Daisy was the life and soul of her school, everyone knew Daisy and she knew everyone. She had been going to the same school from the age of 3 and despite her deteriorating medical needs over the years we always found a way to make sure she got some school time. In her later years school time was limited as her stamina decreased, days were shorter and then she attended for less and less days but she still got to school when she could.
Daisy had her special circle of friends, she had her favourites, she had fallings out with friends, she had best friends, she had favourite teachers, she was just like any other school girl. In fact she also preferred the social side of school rather than learning and as she got older her teachers had to find lots of different strategies to get her to stay on task as there were so many more interesting things to get up to in the classroom!
Daisy went to a special school, there were lots of children with complex needs at her school, it also seemed that not a term went by without a letter coming home to tell us that one of the children within the school community had died.
Children with additional needs are statistically more likely experience the death of a friend during their school days. Daisy's death affected the whole school. Daisy's ability to bounce back from the brink had become a given, everyone was shocked when this time she did not bounce back. The school got together and talked about Daisy, they played her favourite song from Frozen and released pink balloons and a social story was developed to help the teachers talk to the children about their grief.
Much of this work was thanks to Ella, Daisy's movement therapist, she understood that the children needed to express their grief and feelings even though many of them were non-verbal and communicated mainly via signing.
|Angel Daisy ready for the Nativity play|
It struck me how lucky we were to have Ella, she had worked with Daisy for many years, helping her articulate her feelings about what was going on in her life through play, movement and stories. Andy and I had fought hard to have mental health support included in Daisy's EHCP plan and we were fortunate that Daisy's teachers were able to find a solution. When Daisy died the school responded and helped Daisy's friends with their grief but I found that there were limited off the shelf resources for just this scenario.
I had looked for books to help Daisy when Andy died, many of the ones targeted for children were just not appropriate for Daisy. Daisy had a learning disability, she liked direct language, many of the stories were around animals dying and used metaphors or the books were just too complicated for Daisy. She needed a social story to help articulate her feelings, feelings which in children with a learning disability can often by quite literal. After Daisy died one of her friends was really concerned that she had not taken her wheelchair with her. These were the sort of issues which were important to the children in Daisy's class.

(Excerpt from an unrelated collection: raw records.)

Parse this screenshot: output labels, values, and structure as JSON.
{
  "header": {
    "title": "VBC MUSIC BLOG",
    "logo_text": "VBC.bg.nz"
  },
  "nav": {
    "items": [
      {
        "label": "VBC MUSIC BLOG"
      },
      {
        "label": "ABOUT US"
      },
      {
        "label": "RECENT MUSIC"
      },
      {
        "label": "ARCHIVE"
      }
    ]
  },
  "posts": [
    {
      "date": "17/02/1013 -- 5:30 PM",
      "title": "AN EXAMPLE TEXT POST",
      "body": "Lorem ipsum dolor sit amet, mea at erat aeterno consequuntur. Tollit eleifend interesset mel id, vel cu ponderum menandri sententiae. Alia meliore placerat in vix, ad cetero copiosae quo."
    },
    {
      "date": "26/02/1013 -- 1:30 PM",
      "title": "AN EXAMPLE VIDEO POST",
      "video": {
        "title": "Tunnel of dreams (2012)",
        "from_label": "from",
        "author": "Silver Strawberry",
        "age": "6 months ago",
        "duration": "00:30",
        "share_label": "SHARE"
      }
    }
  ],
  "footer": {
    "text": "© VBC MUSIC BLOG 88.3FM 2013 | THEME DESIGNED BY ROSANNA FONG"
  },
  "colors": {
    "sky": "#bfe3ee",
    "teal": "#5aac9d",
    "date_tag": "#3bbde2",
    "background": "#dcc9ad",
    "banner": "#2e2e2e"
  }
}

So I have decided to plug a gap in the market and I have written a children's book which is aimed at helping children with learning disabilities communicate their feelings when one of their friend dies. It's written from the point of view of one of Daisy's friends. I was really struck by the direct questions many of them asked. Children are great, there are no metaphors, it's very much black and white, "she's not coming back". This doesn't mean they don't feel sad or have lots of unanswered questions. When I visited a friend not long after Daisy died I was aware that her little girl Evie who has profound learning disabilities was aware that I was Daisy's mum but was confused because Daisy was not with me. I wanted to write about Evies feelings and the questions she would have asked and the things she would feel if she had been able to speak.

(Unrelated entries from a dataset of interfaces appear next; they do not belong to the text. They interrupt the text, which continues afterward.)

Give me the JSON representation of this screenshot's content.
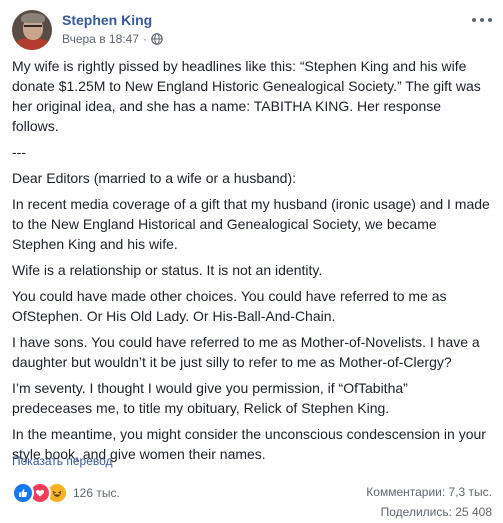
{
  "post": {
    "author": "Stephen King",
    "timestamp": "Вчера в 18:47",
    "separator": "·",
    "paragraphs": [
      "My wife is rightly pissed by headlines like this: “Stephen King and his wife donate $1.25M to New England Historic Genealogical Society.” The gift was her original idea, and she has a name: TABITHA KING. Her response follows.",
      "---",
      "Dear Editors (married to a wife or a husband):",
      "In recent media coverage of a gift that my husband (ironic usage) and I made to the New England Historical and Genealogical Society, we became Stephen King and his wife.",
      "Wife is a relationship or status. It is not an identity.",
      "You could have made other choices. You could have referred to me as OfStephen. Or His Old Lady. Or His-Ball-And-Chain.",
      "I have sons. You could have referred to me as Mother-of-Novelists. I have a daughter but wouldn’t it be just silly to refer to me as Mother-of-Clergy?",
      "I’m seventy. I thought I would give you permission, if “OfTabitha” predeceases me, to title my obituary, Relick of Stephen King.",
      "In the meantime, you might consider the unconscious condescension in your style book, and give women their names."
    ],
    "see_translation": "Показать перевод"
  },
  "footer": {
    "reaction_count": "126 тыс.",
    "comments": "Комментарии: 7,3 тыс.",
    "shares": "Поделились: 25 408"
  },
  "colors": {
    "link": "#385898",
    "text": "#1d2129",
    "secondary": "#616770",
    "like": "#1877f2",
    "love": "#f33e58",
    "haha": "#f7b125"
  },
  "icons": [
    "globe-icon",
    "more-options-icon",
    "like-reaction-icon",
    "love-reaction-icon",
    "haha-reaction-icon"
  ]
}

I have also written a section on what I learned about tackling the subject of death with children with learning disabilities , from talking to Daisy about Andy's illness and death, ensuring she felt involved in saying goodbye, to how Daisy's friends felt when she died and how I wanted to help them feel included in mourning for her.
I have also asked the wonderful Ella to write from a professional's point of view, including some information and guidelines for schools, parents and carers to help them when a child from their community dies. Lastly I hope to include a selection of relevant makaton signs to use when discussing grief, sadness and loss with children with learning disabilities.
This is clearly a very niche book but so essential, it could also be relevant for younger children and children on the autistic spectrum. I could spend ages pitching the idea to publishers and agents but all that time I'm doing that the book could be out there and be available to support grieving children. So I have decided to bit the bullet and I've launched a (very scary) Kickstarter campaign.
I need to fundraise the money to get the book published which includes the costs of our fabulous illustrator to bring it to life (once again I will use Helen Braid, she has designed my blog header and my first book cover, she knows my story, she will make the words come to life with her pictures!), books also need publicity and distribution, none of this is free so I have a pretty hefty stretch target to hit!
Already within 24 hours of launching the kickstarter I have raised 8% of the targeted £5K, but I need to keep the momentum going. I am looking for the big investors, maybe a small company who would like to sponsor some of the book in return for publicity? An individual who would like to pledge £500 and in return have their child illustrated in the book? Maybe a philanthropist who would be willing to donate £750 for a training course for their local special school?
Please take a look at the kickstarter page and please share, share, share it. Even if you only pledge £10 I will send you a signed copy of the book. Please help Daisy's legacy live on and help other children who are grieving the loss of a special school friend.
Please feel free to contact me on the blog contact form if you want to chat further about ways you could help.